Take TikTok for example. The shopping section of the trending app has seen a boom in e-commerce like never before. Through the promotion of products with the minimal costs of influencer promotion and sharing, it's become a clever section of an app originally intended for simple short form content. But as you know, unless of course you live under a rock, President Bidden recently signed a bill that may force TikTok out of U.S. operation or implement a ban of the app entirely. Brian Tu, CRO of DCL Logistics, says this would mean some customers' order volumes could slow down, and affect sales and fulfillment needs.

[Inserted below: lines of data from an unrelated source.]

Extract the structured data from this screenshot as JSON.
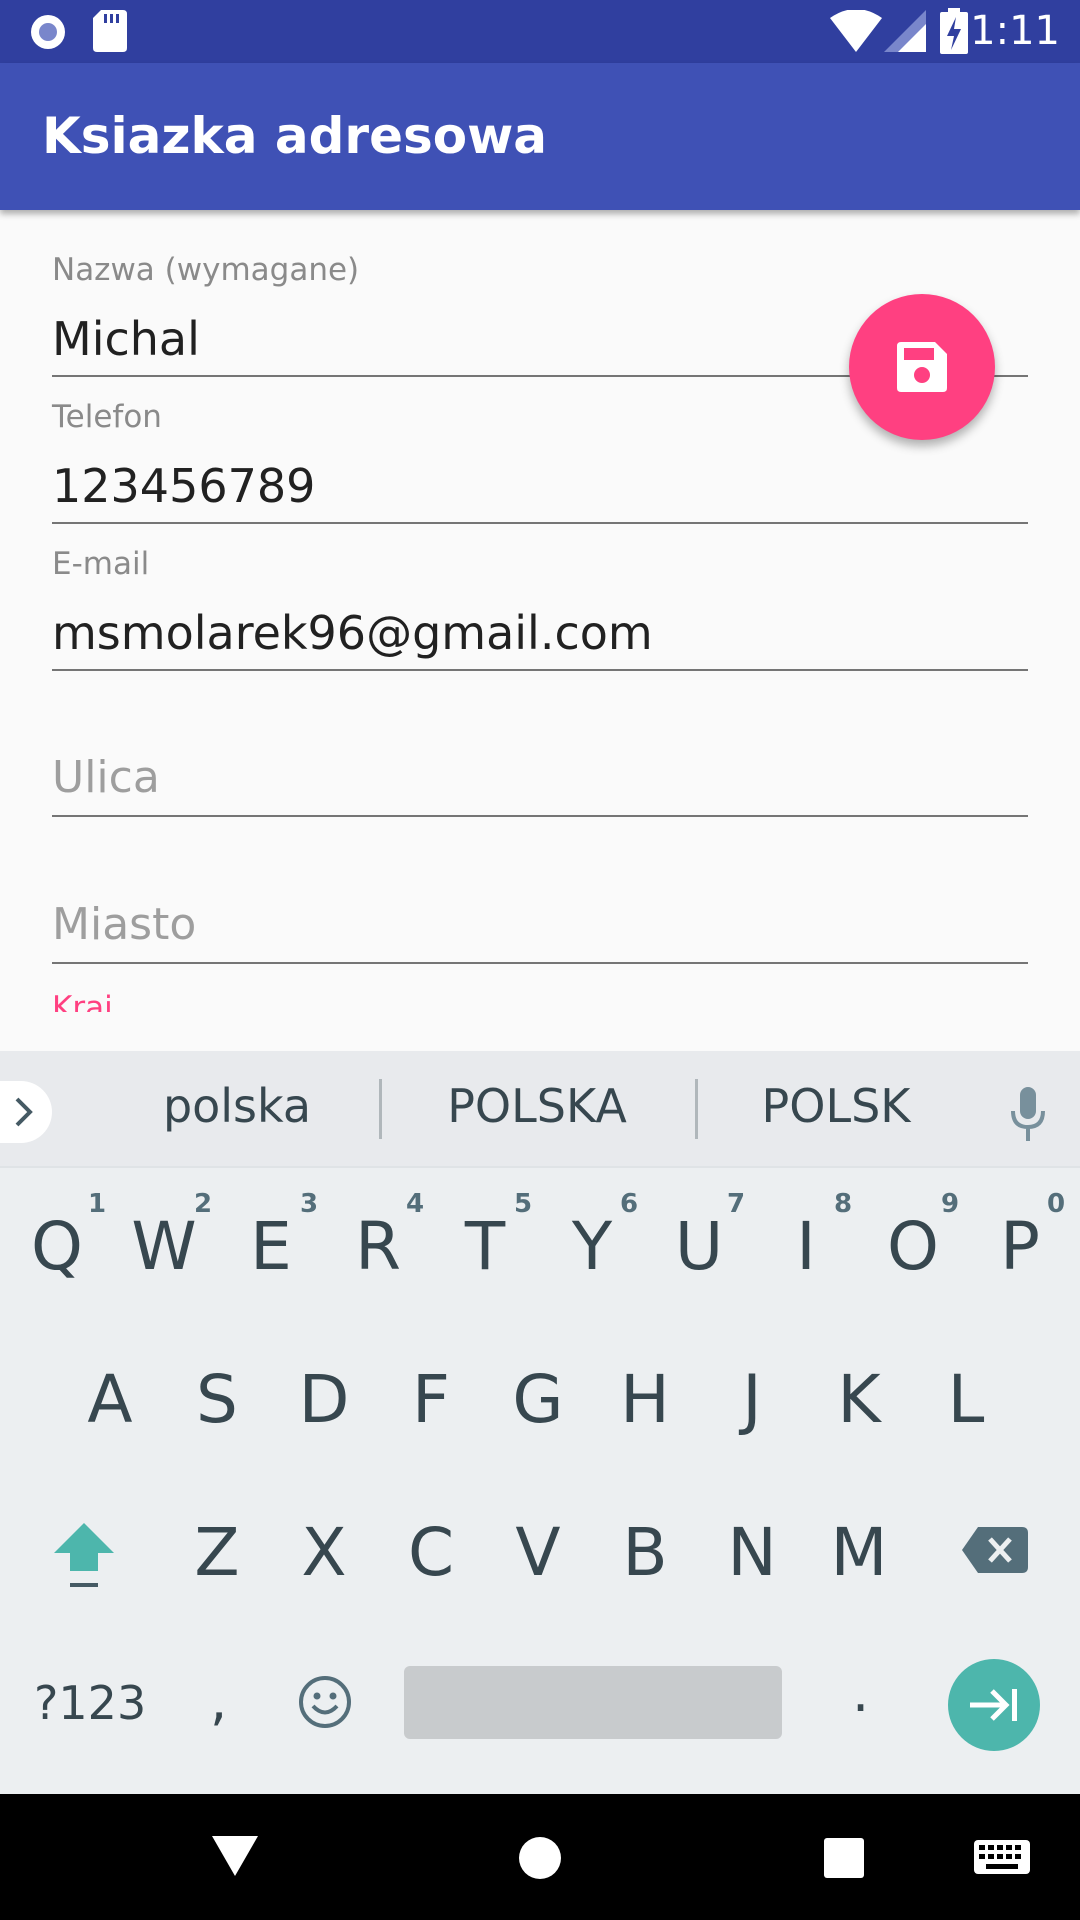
{
  "status_bar": {
    "time": "1:11",
    "icons": [
      "circle-notification-icon",
      "sd-card-icon",
      "wifi-icon",
      "signal-icon",
      "battery-charging-icon"
    ]
  },
  "app_bar": {
    "title": "Ksiazka adresowa"
  },
  "form": {
    "name": {
      "label": "Nazwa (wymagane)",
      "value": "Michal"
    },
    "phone": {
      "label": "Telefon",
      "value": "123456789"
    },
    "email": {
      "label": "E-mail",
      "value": "msmolarek96@gmail.com"
    },
    "street": {
      "placeholder": "Ulica"
    },
    "city": {
      "placeholder": "Miasto"
    },
    "country": {
      "label": "Kraj"
    }
  },
  "fab": {
    "icon": "save-icon",
    "color": "#ff4081"
  },
  "keyboard": {
    "suggestions": [
      "polska",
      "POLSKA",
      "POLSK"
    ],
    "row1": [
      "Q",
      "W",
      "E",
      "R",
      "T",
      "Y",
      "U",
      "I",
      "O",
      "P"
    ],
    "row1_hints": [
      "1",
      "2",
      "3",
      "4",
      "5",
      "6",
      "7",
      "8",
      "9",
      "0"
    ],
    "row2": [
      "A",
      "S",
      "D",
      "F",
      "G",
      "H",
      "J",
      "K",
      "L"
    ],
    "row3": [
      "Z",
      "X",
      "C",
      "V",
      "B",
      "N",
      "M"
    ],
    "bottom": {
      "symbols": "?123",
      "comma": ",",
      "period": "."
    }
  },
  "colors": {
    "primary": "#3f51b5",
    "primary_dark": "#303f9f",
    "accent": "#ff4081",
    "enter": "#4db6ac"
  }
}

Specific regulations targeting goods made in China add another layer of complexity. With U.S. considering banning certain goods made in China, and companies like DJI under scrutiny, Tu says a shift towards more consumer electronics and hardware manufacturing in the U.S. could be on the horizon. 

Additionally, trade policies, such as tariffs and import restrictions, can directly impact the cost structure and inventory management strategies of fulfillment centers, especially those handling Chinese goods. The U.S. is considering raising tariffs on Chinese products from the current 25% to potentially 60%, and as Tu explains, there has been increased demand for Section 321, which allows for the duty-free importation of goods valued at $800 or less. However, Tu explains that many have already shifted manufacturing away from China, mitigating some of the impact of these potential tariff increases.

Reconfiguring supply chains, investing in compliance management systems, or even relocating fulfillment operations to regions with more stable regulatory environments may happen. Ultimately, these regulatory pressures emphasize the need for a proactive and adaptable approach within the fulfillment and logistics industry to maintain the objective of peak efficiency.